The MBC in 1909, had decided to invite John Duigan, the maker of the first Australian built aircraft. But due to the outfield being unsuitable for take-off, Duigan rejected a substantial amount of £100. In the end, they invited Frenchman Gaston Cuniet and after wind impeded his first flight attempt, it was rescheduled for the days of the Austral, where despite the unfavourable wind, after some barracking from the crowd, he
did take-off. After a couple of rounds around the ground, Cuniet tried to pass through the gap between the MCG scoreboard and the Member's Stand (the MCG of old was more akin to what we see in the Member's and Women's stand at the SCG than the big concrete engineering marvel lacking in character that the new MCG is). The gap, described as two and a half times the width of the plane, was a risky manoeuvre at the best of times, let alone with a wind. Inevitably, the plane's bottom struck the spiked fencing before crashing.
This signalled the end of the Austral's affair with the MCG. The crowd for the final in the following week was nowhere near the dizzy heights that it reached prior to the turn of the century.
All this resulted in the shifting of the Austral from the MCG to the Melbourne Exhibition Oval. Bicycling, which for a decade had looked like Australia's pass-time had exceeded its use by date.
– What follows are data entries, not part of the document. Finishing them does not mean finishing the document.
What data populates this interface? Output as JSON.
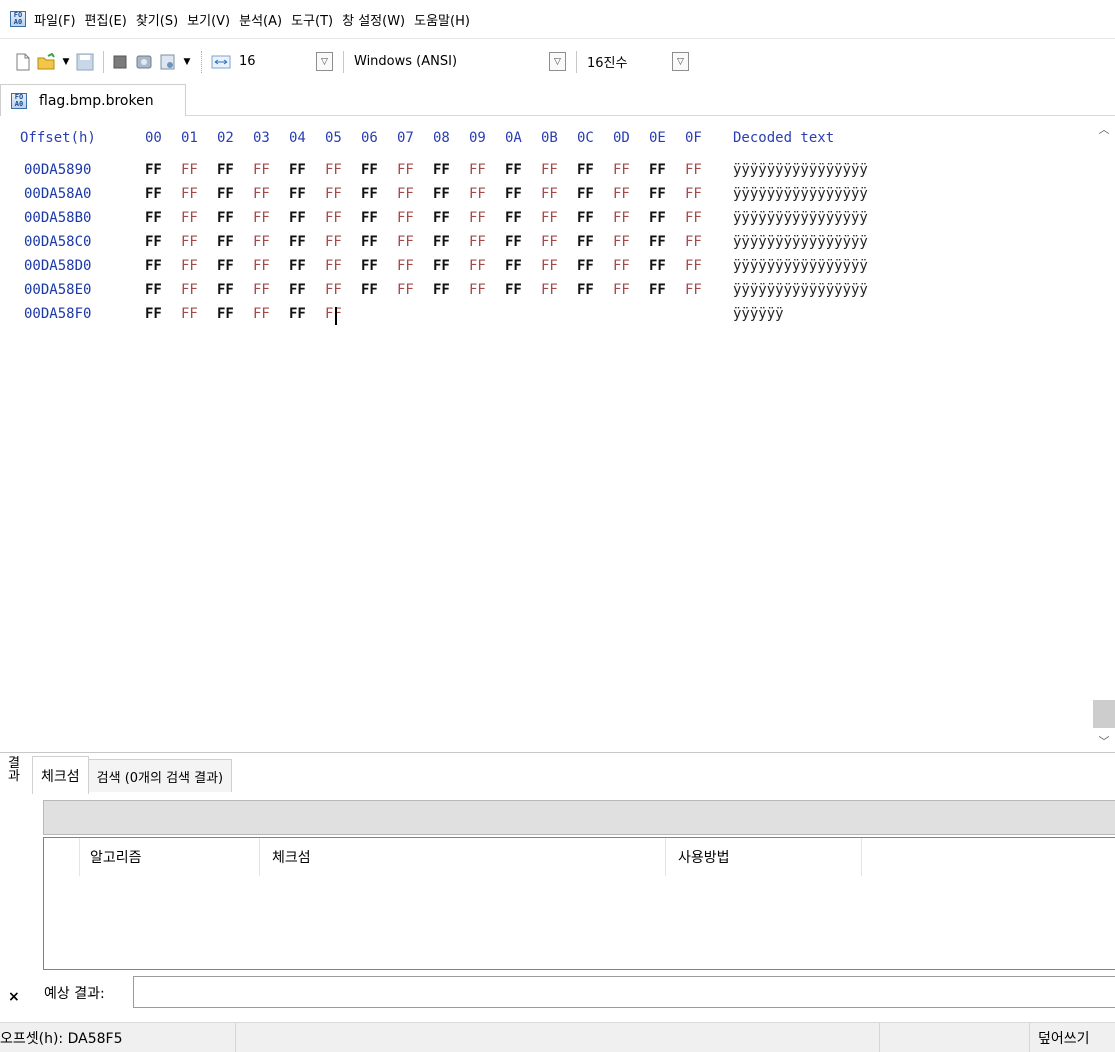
{
  "menu": [
    "파일(F)",
    "편집(E)",
    "찾기(S)",
    "보기(V)",
    "분석(A)",
    "도구(T)",
    "창 설정(W)",
    "도움말(H)"
  ],
  "toolbar": {
    "bytes_per_row": "16",
    "encoding": "Windows (ANSI)",
    "number_base": "16진수"
  },
  "document_tab": "flag.bmp.broken",
  "hex": {
    "header_offset": "Offset(h)",
    "columns": [
      "00",
      "01",
      "02",
      "03",
      "04",
      "05",
      "06",
      "07",
      "08",
      "09",
      "0A",
      "0B",
      "0C",
      "0D",
      "0E",
      "0F"
    ],
    "header_decoded": "Decoded text",
    "rows": [
      {
        "offset": "00DA5890",
        "bytes": [
          "FF",
          "FF",
          "FF",
          "FF",
          "FF",
          "FF",
          "FF",
          "FF",
          "FF",
          "FF",
          "FF",
          "FF",
          "FF",
          "FF",
          "FF",
          "FF"
        ],
        "decoded": "ÿÿÿÿÿÿÿÿÿÿÿÿÿÿÿÿ"
      },
      {
        "offset": "00DA58A0",
        "bytes": [
          "FF",
          "FF",
          "FF",
          "FF",
          "FF",
          "FF",
          "FF",
          "FF",
          "FF",
          "FF",
          "FF",
          "FF",
          "FF",
          "FF",
          "FF",
          "FF"
        ],
        "decoded": "ÿÿÿÿÿÿÿÿÿÿÿÿÿÿÿÿ"
      },
      {
        "offset": "00DA58B0",
        "bytes": [
          "FF",
          "FF",
          "FF",
          "FF",
          "FF",
          "FF",
          "FF",
          "FF",
          "FF",
          "FF",
          "FF",
          "FF",
          "FF",
          "FF",
          "FF",
          "FF"
        ],
        "decoded": "ÿÿÿÿÿÿÿÿÿÿÿÿÿÿÿÿ"
      },
      {
        "offset": "00DA58C0",
        "bytes": [
          "FF",
          "FF",
          "FF",
          "FF",
          "FF",
          "FF",
          "FF",
          "FF",
          "FF",
          "FF",
          "FF",
          "FF",
          "FF",
          "FF",
          "FF",
          "FF"
        ],
        "decoded": "ÿÿÿÿÿÿÿÿÿÿÿÿÿÿÿÿ"
      },
      {
        "offset": "00DA58D0",
        "bytes": [
          "FF",
          "FF",
          "FF",
          "FF",
          "FF",
          "FF",
          "FF",
          "FF",
          "FF",
          "FF",
          "FF",
          "FF",
          "FF",
          "FF",
          "FF",
          "FF"
        ],
        "decoded": "ÿÿÿÿÿÿÿÿÿÿÿÿÿÿÿÿ"
      },
      {
        "offset": "00DA58E0",
        "bytes": [
          "FF",
          "FF",
          "FF",
          "FF",
          "FF",
          "FF",
          "FF",
          "FF",
          "FF",
          "FF",
          "FF",
          "FF",
          "FF",
          "FF",
          "FF",
          "FF"
        ],
        "decoded": "ÿÿÿÿÿÿÿÿÿÿÿÿÿÿÿÿ"
      },
      {
        "offset": "00DA58F0",
        "bytes": [
          "FF",
          "FF",
          "FF",
          "FF",
          "FF",
          "FF"
        ],
        "decoded": "ÿÿÿÿÿÿ"
      }
    ]
  },
  "results": {
    "side_title": "결과",
    "tabs": [
      "체크섬",
      "검색 (0개의 검색 결과)"
    ],
    "columns": [
      "알고리즘",
      "체크섬",
      "사용방법"
    ],
    "expected_label": "예상 결과:",
    "expected_value": ""
  },
  "status": {
    "offset": "오프셋(h): DA58F5",
    "mode": "덮어쓰기"
  }
}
As the Argus, in 1956, described, the Austral had, at its zenith, gained a stature of a classic, The Melbourne Cup of wheelmen. Indeed, it made an indelible mark on the MCG too, with the wheelmen of the Austral making their way into the MCG tapestry alongside the greats of cricket and football (VFL/AFL code).
Addendum: Don't get surprised by the attitude towards professional sport. Cricket was an amateur sport with around half of its players being professionals, greater professionalism in Australia. The biggest stars, Grace, Ranji, Jackson, Murdoch etc. usually amateur.
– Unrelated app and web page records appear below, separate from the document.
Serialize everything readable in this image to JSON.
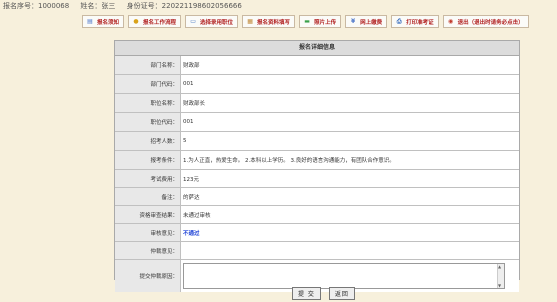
{
  "topinfo": {
    "reg_no": "报名序号：1000068",
    "name": "姓名：张三",
    "id_no": "身份证号：220221198602056666"
  },
  "toolbar": [
    {
      "label": "报名须知",
      "icon": "notice-icon",
      "color": "#4a74c8"
    },
    {
      "label": "报名工作流程",
      "icon": "workflow-icon",
      "color": "#d9a21a"
    },
    {
      "label": "选择录用职位",
      "icon": "position-icon",
      "color": "#3a6fbf"
    },
    {
      "label": "报名资料填写",
      "icon": "form-icon",
      "color": "#c08a3a"
    },
    {
      "label": "照片上传",
      "icon": "photo-icon",
      "color": "#3aa04a"
    },
    {
      "label": "网上缴费",
      "icon": "payment-icon",
      "color": "#4a74c8"
    },
    {
      "label": "打印准考证",
      "icon": "print-icon",
      "color": "#3a6fbf"
    },
    {
      "label": "退出（退出时请务必点击）",
      "icon": "exit-icon",
      "color": "#c0392b"
    }
  ],
  "panel": {
    "title": "报名详细信息",
    "fields": [
      {
        "label": "部门名称：",
        "value": "财政部"
      },
      {
        "label": "部门代码：",
        "value": "001"
      },
      {
        "label": "职位名称：",
        "value": "财政部长"
      },
      {
        "label": "职位代码：",
        "value": "001"
      },
      {
        "label": "招考人数：",
        "value": "5"
      },
      {
        "label": "报考条件：",
        "value": "1.为人正直，热爱生命。 2.本科以上学历。 3.良好的语言沟通能力，有团队合作意识。"
      },
      {
        "label": "考试费用：",
        "value": "123元"
      },
      {
        "label": "备注：",
        "value": "的萨达"
      },
      {
        "label": "资格审查结果：",
        "value": "未通过审核"
      },
      {
        "label": "审核意见：",
        "value": "不通过"
      },
      {
        "label": "仲裁意见：",
        "value": ""
      }
    ],
    "appeal_label": "提交仲裁原因：",
    "appeal_value": ""
  },
  "buttons": {
    "submit": "提 交",
    "back": "返回"
  }
}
In England, especially, amateurs were held in higher esteem. Being paid to play a sport/game was never thought highly of. Amateurs used to be captains and the first professional English captain was Len Hutton in the '50s. They also received benefits from the club where they played as opposed to the often poverty stricken professionals. WG Grace, in his inimitable style, in the late 19th century publicly chided professionalism. It took till the Second World War to reduce greatly the nature of perception of the amateur and professional game and another decade or so to destroy it.
But it did lead to lesser cheating, generally, and also created the culture of testimonials and benefit years.
Cheers for now.